Could you copy out all the lines in the material below where the word "Ampliación" occurs?

Exercise inputs =>
- Opening Delimiter -
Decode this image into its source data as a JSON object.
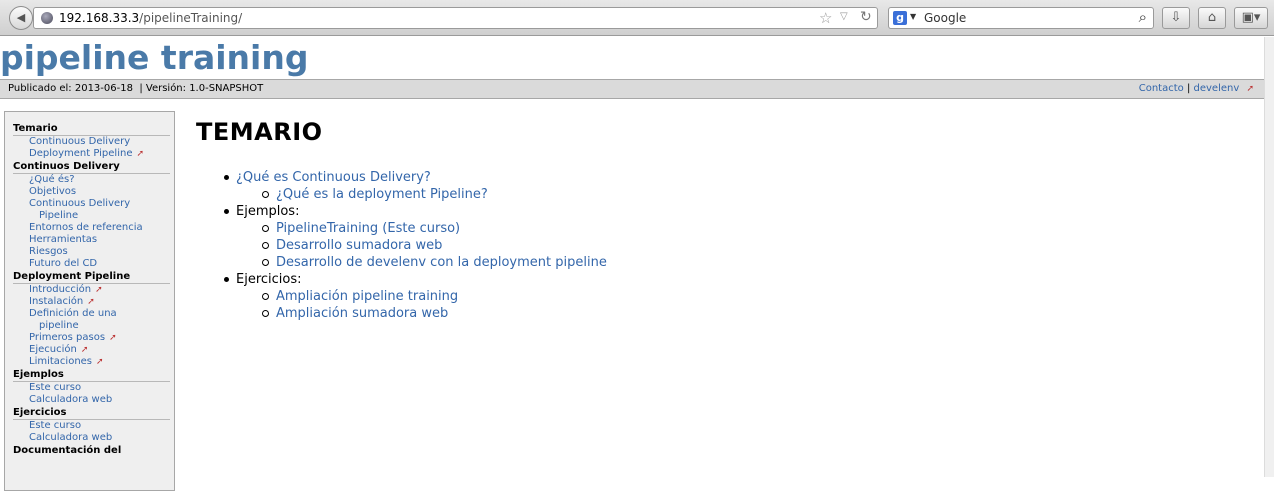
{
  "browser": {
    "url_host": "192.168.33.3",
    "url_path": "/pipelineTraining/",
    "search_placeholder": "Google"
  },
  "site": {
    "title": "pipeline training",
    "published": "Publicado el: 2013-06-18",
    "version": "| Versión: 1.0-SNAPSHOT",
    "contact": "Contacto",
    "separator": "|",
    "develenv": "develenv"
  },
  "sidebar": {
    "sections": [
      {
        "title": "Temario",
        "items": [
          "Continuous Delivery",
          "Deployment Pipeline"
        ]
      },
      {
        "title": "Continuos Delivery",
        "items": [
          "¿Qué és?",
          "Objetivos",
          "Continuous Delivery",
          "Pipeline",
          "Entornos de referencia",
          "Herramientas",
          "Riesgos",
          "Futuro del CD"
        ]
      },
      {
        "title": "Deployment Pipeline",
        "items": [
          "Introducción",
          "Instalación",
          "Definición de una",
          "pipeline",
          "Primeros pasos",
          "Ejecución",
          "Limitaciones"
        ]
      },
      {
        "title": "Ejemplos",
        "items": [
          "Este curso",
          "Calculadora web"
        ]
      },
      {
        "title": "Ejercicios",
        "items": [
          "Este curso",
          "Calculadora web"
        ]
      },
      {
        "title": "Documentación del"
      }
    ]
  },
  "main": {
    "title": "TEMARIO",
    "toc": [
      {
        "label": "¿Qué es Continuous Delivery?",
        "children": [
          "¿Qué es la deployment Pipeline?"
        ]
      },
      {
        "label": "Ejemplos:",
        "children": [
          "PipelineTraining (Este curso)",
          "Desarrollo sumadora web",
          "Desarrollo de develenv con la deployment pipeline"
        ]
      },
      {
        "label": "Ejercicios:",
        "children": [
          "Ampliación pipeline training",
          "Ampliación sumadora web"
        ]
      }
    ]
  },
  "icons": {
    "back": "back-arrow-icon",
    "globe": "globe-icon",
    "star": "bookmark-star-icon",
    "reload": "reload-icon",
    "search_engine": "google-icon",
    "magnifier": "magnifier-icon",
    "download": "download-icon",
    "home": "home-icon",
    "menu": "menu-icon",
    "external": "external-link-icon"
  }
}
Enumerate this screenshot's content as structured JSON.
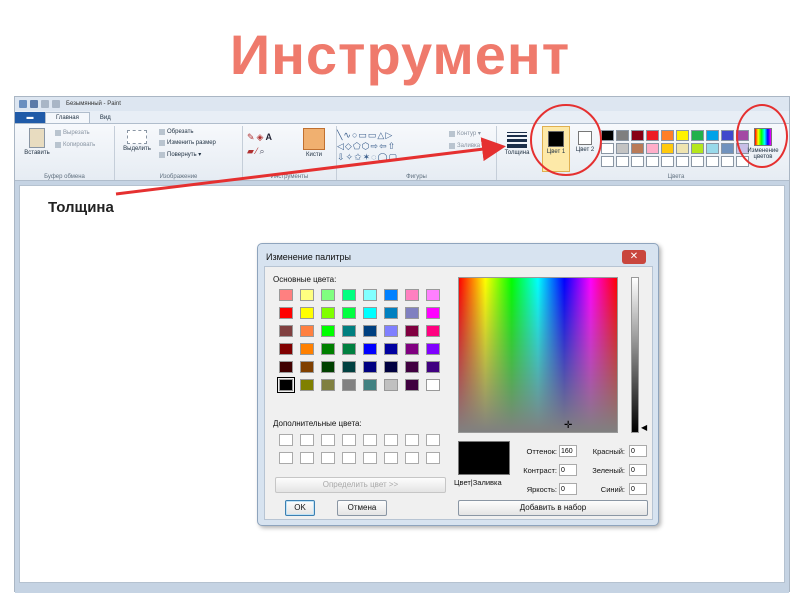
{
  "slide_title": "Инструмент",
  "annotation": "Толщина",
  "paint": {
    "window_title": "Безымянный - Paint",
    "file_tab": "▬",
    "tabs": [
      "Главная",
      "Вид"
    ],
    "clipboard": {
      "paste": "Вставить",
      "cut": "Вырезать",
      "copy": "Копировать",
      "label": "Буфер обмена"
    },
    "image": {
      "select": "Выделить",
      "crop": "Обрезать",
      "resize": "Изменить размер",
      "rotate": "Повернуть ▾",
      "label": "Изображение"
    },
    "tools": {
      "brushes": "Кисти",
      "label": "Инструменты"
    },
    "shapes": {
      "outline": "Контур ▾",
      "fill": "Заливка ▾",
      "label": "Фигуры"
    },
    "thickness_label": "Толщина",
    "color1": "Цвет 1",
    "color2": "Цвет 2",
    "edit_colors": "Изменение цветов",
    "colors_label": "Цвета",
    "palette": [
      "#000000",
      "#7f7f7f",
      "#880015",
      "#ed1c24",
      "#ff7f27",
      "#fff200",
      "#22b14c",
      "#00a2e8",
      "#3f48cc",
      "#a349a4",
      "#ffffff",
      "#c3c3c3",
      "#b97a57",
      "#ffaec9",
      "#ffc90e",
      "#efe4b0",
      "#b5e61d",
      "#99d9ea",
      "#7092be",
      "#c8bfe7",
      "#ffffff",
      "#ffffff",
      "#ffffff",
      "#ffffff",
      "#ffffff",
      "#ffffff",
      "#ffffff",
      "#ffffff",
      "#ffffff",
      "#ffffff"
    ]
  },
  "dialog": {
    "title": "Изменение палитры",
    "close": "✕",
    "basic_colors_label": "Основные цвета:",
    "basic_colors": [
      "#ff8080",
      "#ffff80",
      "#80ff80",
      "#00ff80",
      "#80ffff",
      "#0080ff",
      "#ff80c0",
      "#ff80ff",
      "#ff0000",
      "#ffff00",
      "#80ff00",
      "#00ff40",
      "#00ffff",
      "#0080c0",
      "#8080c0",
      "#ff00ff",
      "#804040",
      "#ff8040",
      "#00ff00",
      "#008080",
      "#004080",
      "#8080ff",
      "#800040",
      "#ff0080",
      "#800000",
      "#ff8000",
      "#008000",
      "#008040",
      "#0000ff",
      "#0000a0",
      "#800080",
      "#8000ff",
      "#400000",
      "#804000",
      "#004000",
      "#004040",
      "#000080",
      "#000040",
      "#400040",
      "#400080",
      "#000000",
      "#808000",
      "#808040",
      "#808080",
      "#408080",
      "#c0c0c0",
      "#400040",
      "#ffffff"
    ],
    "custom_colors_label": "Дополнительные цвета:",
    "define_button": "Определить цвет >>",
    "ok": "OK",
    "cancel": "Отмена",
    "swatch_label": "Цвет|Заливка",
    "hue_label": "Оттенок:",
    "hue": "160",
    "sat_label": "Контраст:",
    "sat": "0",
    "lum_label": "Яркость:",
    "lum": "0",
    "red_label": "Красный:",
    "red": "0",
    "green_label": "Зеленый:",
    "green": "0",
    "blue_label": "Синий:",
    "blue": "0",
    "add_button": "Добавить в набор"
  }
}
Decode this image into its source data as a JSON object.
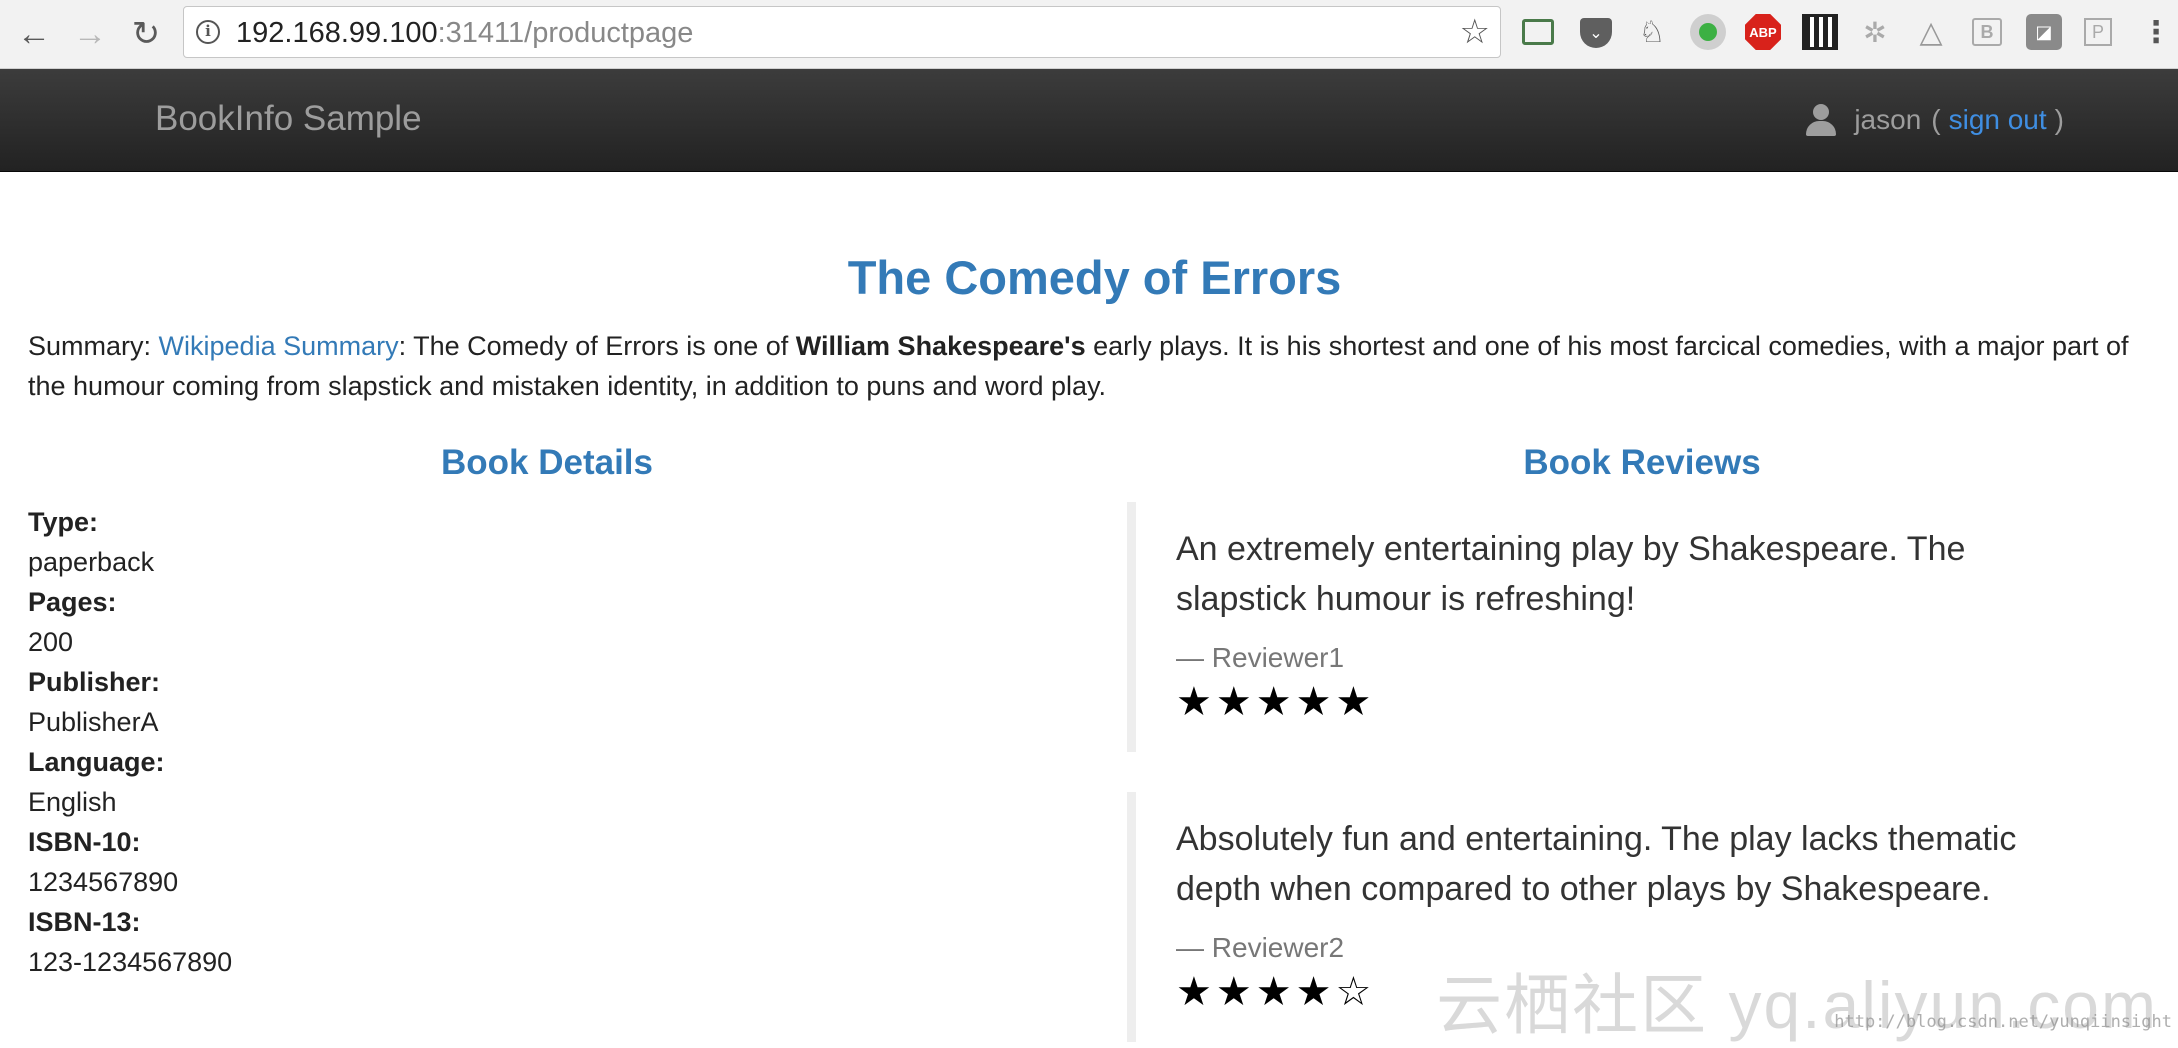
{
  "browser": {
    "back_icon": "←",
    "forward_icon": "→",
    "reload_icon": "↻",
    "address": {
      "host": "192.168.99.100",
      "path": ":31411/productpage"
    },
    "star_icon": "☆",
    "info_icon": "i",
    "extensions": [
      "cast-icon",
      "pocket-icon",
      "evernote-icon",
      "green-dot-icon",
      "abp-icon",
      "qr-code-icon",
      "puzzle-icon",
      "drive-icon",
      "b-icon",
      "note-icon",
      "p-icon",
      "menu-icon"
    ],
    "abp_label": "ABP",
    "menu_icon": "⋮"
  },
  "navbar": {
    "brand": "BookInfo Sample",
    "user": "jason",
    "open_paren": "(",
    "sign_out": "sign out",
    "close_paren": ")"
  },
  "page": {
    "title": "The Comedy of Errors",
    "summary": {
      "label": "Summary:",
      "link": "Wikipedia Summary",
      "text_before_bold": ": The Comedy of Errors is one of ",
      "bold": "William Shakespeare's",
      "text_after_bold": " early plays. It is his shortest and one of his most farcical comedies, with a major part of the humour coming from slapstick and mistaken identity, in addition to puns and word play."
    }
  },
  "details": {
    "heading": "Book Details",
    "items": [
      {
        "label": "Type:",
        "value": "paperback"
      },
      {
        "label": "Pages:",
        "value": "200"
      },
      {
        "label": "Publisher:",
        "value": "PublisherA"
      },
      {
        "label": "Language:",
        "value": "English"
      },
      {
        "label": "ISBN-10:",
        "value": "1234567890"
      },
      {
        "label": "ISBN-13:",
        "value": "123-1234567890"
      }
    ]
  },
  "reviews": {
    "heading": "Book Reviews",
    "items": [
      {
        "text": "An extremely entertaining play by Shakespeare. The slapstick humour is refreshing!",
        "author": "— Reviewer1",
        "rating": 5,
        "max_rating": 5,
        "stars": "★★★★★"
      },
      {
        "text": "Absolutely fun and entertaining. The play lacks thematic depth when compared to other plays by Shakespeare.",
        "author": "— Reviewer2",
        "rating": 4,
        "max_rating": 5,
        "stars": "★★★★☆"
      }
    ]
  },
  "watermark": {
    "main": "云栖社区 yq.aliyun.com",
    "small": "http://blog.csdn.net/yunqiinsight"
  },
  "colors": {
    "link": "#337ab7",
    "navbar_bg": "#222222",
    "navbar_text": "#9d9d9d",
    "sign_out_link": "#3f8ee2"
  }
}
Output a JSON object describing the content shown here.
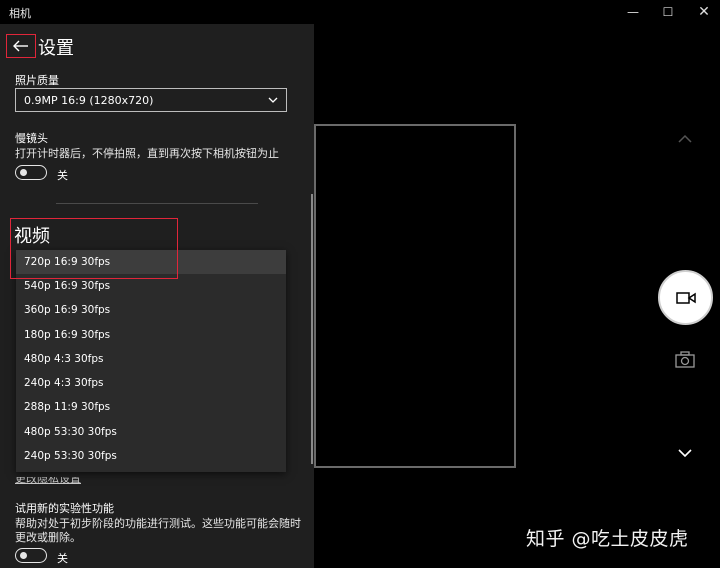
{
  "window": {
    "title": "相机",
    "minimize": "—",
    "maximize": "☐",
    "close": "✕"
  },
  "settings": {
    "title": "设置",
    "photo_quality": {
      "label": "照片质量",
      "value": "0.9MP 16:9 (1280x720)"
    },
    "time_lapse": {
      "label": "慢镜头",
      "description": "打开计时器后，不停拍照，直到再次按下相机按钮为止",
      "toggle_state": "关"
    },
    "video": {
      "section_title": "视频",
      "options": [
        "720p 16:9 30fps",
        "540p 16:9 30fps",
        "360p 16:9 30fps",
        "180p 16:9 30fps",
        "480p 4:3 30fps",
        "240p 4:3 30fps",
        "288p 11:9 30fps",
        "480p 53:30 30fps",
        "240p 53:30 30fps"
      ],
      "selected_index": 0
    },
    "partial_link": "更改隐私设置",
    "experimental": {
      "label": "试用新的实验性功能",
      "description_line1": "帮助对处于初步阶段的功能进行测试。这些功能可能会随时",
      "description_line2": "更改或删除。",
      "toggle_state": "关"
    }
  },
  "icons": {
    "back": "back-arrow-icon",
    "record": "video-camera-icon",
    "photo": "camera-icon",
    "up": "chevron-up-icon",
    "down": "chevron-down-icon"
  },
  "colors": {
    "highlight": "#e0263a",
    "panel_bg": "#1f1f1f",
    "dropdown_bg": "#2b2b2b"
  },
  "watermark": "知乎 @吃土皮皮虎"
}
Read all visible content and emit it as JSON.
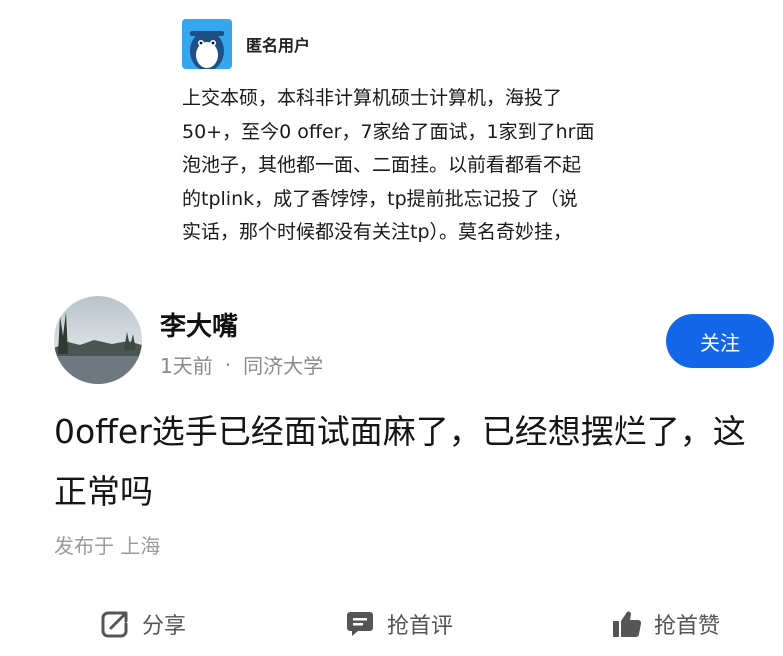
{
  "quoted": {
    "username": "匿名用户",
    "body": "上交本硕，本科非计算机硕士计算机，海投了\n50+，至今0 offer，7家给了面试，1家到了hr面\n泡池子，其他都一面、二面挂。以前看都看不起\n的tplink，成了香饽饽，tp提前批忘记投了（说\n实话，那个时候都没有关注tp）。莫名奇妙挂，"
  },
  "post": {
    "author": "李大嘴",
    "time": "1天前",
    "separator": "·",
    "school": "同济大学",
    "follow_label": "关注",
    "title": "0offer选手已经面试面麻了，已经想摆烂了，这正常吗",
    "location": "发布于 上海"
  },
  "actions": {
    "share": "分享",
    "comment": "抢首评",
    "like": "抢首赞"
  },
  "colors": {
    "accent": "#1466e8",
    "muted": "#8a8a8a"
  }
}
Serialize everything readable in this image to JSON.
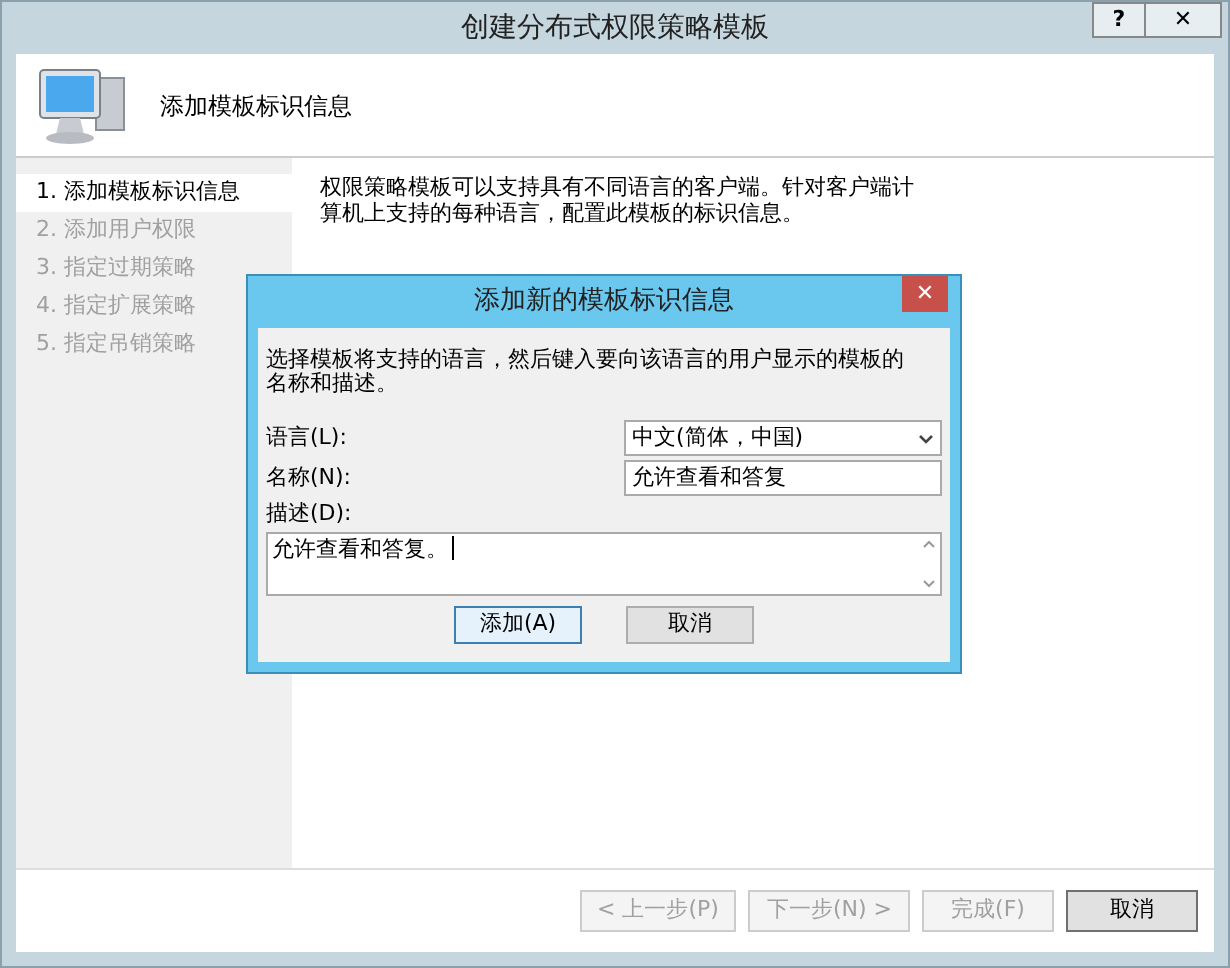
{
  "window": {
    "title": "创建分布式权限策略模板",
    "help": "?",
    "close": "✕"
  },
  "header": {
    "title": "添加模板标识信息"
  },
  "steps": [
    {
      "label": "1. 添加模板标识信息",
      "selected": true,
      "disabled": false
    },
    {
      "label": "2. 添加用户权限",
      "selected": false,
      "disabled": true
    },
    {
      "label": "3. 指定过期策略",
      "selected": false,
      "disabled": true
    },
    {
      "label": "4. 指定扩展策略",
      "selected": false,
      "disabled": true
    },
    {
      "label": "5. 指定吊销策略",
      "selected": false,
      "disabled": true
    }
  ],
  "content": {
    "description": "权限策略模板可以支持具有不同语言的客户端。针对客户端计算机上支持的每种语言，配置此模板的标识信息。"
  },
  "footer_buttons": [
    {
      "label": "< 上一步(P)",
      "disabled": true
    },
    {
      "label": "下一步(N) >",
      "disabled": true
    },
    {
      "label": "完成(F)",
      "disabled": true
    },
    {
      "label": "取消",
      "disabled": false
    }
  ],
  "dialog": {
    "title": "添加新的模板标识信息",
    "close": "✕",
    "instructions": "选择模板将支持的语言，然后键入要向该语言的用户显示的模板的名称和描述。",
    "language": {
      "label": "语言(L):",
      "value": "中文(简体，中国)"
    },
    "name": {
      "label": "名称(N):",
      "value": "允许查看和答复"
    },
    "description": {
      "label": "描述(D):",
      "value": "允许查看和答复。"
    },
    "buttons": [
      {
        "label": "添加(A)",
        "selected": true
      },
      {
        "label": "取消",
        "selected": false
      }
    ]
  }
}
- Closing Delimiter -
Task response =>
          "Ampliación pipeline training",
          "Ampliación sumadora web"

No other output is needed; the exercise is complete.